      @Mary Yes the concrete is sealed I just wonder about when it wears. Where cobb on the other hand is all natural--like when you ate mudpies as a kid LOL. It isn't so toxic. Straw bale housing is sustainable housing. It is literally straw bales and is covered with an adobe like coating. It is 75% more energy efficient and 75% more fire resistant than traditional frame built housing. Cheaper too! Straw bale has been around for 100+ years in Europe. Look at which is a really great info site with pictures and info. I have been researching and planning to build a strawbale house for 20 yrs. Look up other cool housing options---cobb housing, sustainable housing, rammed earth housing, earthbag housing.

  • Moxie Moxie on Mar 14, 2015
    Just a note to expand your options; if you seal the tile grout cleaning/staining isn't an issue. the "new" subway tiles can often have very small grout lines..that said the options are endless! Have fun picking what works with your look and I painted some tops also as a test after I ordered my new ones; had I known how easy it way and well it held up I would have painted in lieu of replaced mine! I replaced my tops with solid surface tops and painted my cabinets (bottom dark blue grey and uppers white with white subway tile backsplash and I luv them. Good luck!

  • Al Al on Mar 14, 2015
    Here's what we did. I think we had the exact Formica in house we just moved into.

  • Kathleen linn Kathleen linn on Mar 14, 2015
    My daughter put a sheet of tin as a backsplash. It looks great modern yet simple

  • Creative Services ltd Creative Services ltd on Mar 14, 2015
    Here's another look before the new tile installation.

  • Irish53 Irish53 on Mar 14, 2015
    just use a dark grout. It doesn't always have to be white to match

  • Lorrie Lorrie on Mar 16, 2015
    I used Rustoleum Countertop transformation.

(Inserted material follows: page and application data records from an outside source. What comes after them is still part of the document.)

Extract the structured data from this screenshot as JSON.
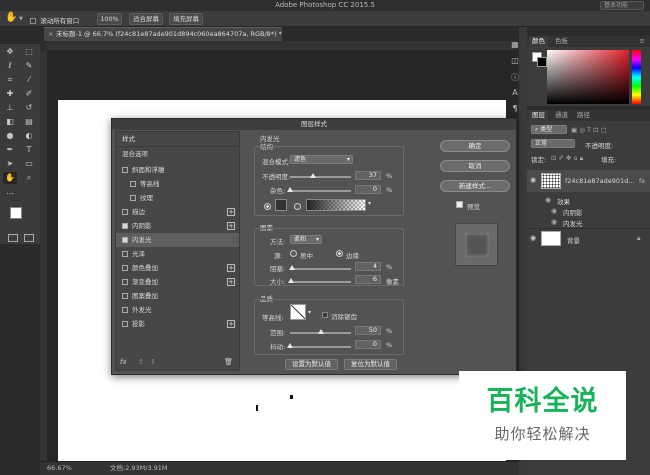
{
  "app_title": "Adobe Photoshop CC 2015.5",
  "search_placeholder": "基本功能",
  "options_bar": {
    "scroll_all_label": "滚动所有窗口",
    "zoom_btn": "100%",
    "fit_screen_btn": "适合屏幕",
    "fill_screen_btn": "填充屏幕"
  },
  "doc_tab": "未标题-1 @ 66.7% (f24c81e87ade901d894c060ea864707a, RGB/8*) *",
  "status": {
    "zoom": "66.67%",
    "doc_info": "文档:2.93M/3.91M"
  },
  "color_panel": {
    "tabs": [
      "颜色",
      "色板"
    ]
  },
  "layers_panel": {
    "tabs": [
      "图层",
      "通道",
      "路径"
    ],
    "kind_filter": "类型",
    "blend_mode": "正常",
    "opacity_label": "不透明度:",
    "lock_label": "锁定:",
    "fill_label": "填充:",
    "layer_name": "f24c81e87ade901d...",
    "effects_label": "效果",
    "effect_items": [
      "内阴影",
      "内发光"
    ],
    "bg_layer": "背景"
  },
  "dialog": {
    "title": "图层样式",
    "styles_header": "样式",
    "blend_options": "混合选项",
    "style_items": [
      {
        "label": "斜面和浮雕",
        "checked": false,
        "plus": false,
        "indent": false
      },
      {
        "label": "等高线",
        "checked": false,
        "plus": false,
        "indent": true
      },
      {
        "label": "纹理",
        "checked": false,
        "plus": false,
        "indent": true
      },
      {
        "label": "描边",
        "checked": false,
        "plus": true,
        "indent": false
      },
      {
        "label": "内阴影",
        "checked": true,
        "plus": true,
        "indent": false
      },
      {
        "label": "内发光",
        "checked": true,
        "plus": false,
        "indent": false
      },
      {
        "label": "光泽",
        "checked": false,
        "plus": false,
        "indent": false
      },
      {
        "label": "颜色叠加",
        "checked": false,
        "plus": true,
        "indent": false
      },
      {
        "label": "渐变叠加",
        "checked": false,
        "plus": true,
        "indent": false
      },
      {
        "label": "图案叠加",
        "checked": false,
        "plus": false,
        "indent": false
      },
      {
        "label": "外发光",
        "checked": false,
        "plus": false,
        "indent": false
      },
      {
        "label": "投影",
        "checked": false,
        "plus": true,
        "indent": false
      }
    ],
    "section_title": "内发光",
    "structure": {
      "title": "结构",
      "blend_mode_label": "混合模式:",
      "blend_mode_value": "滤色",
      "opacity_label": "不透明度:",
      "opacity_value": "37",
      "opacity_fraction": 0.37,
      "noise_label": "杂色:",
      "noise_value": "0",
      "noise_fraction": 0.0,
      "percent": "%"
    },
    "elements": {
      "title": "图素",
      "method_label": "方法:",
      "method_value": "柔和",
      "source_label": "源:",
      "center_label": "居中",
      "edge_label": "边缘",
      "choke_label": "阻塞:",
      "choke_value": "4",
      "choke_fraction": 0.04,
      "size_label": "大小:",
      "size_value": "6",
      "size_unit": "像素",
      "size_fraction": 0.024,
      "percent": "%"
    },
    "quality": {
      "title": "品质",
      "contour_label": "等高线:",
      "antialias_label": "消除锯齿",
      "range_label": "范围:",
      "range_value": "50",
      "range_fraction": 0.5,
      "jitter_label": "抖动:",
      "jitter_value": "0",
      "jitter_fraction": 0.0,
      "percent": "%"
    },
    "set_default_btn": "设置为默认值",
    "reset_default_btn": "复位为默认值",
    "ok_btn": "确定",
    "cancel_btn": "取消",
    "new_style_btn": "新建样式...",
    "preview_label": "预览",
    "fx_label": "fx"
  },
  "watermark": {
    "title": "百科全说",
    "subtitle": "助你轻松解决"
  },
  "colors": {
    "accent_green": "#17b25a",
    "dialog_bg": "#535353",
    "panel_bg": "#3c3c3c"
  }
}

Took me a whole weekend and cost about $300 but the results were beautiful. Big suggestion. Have a wet/dry vac handy. Instructions don't say you need one, but trust me, it helped a lot.

  • Christina Christina on Mar 17, 2015
    How about aluminum diamond plate metal? You can get it in long, continuous slabs, for lack of a better word, and there are no grout lines. Another cool thing I've seen is covering a colorful textile with glass. You can easily wipe the glass clean and change out the fabric if you like. I suppose you could do the same thing with wallpaper behind glass, too. Here are some more grout-less materials: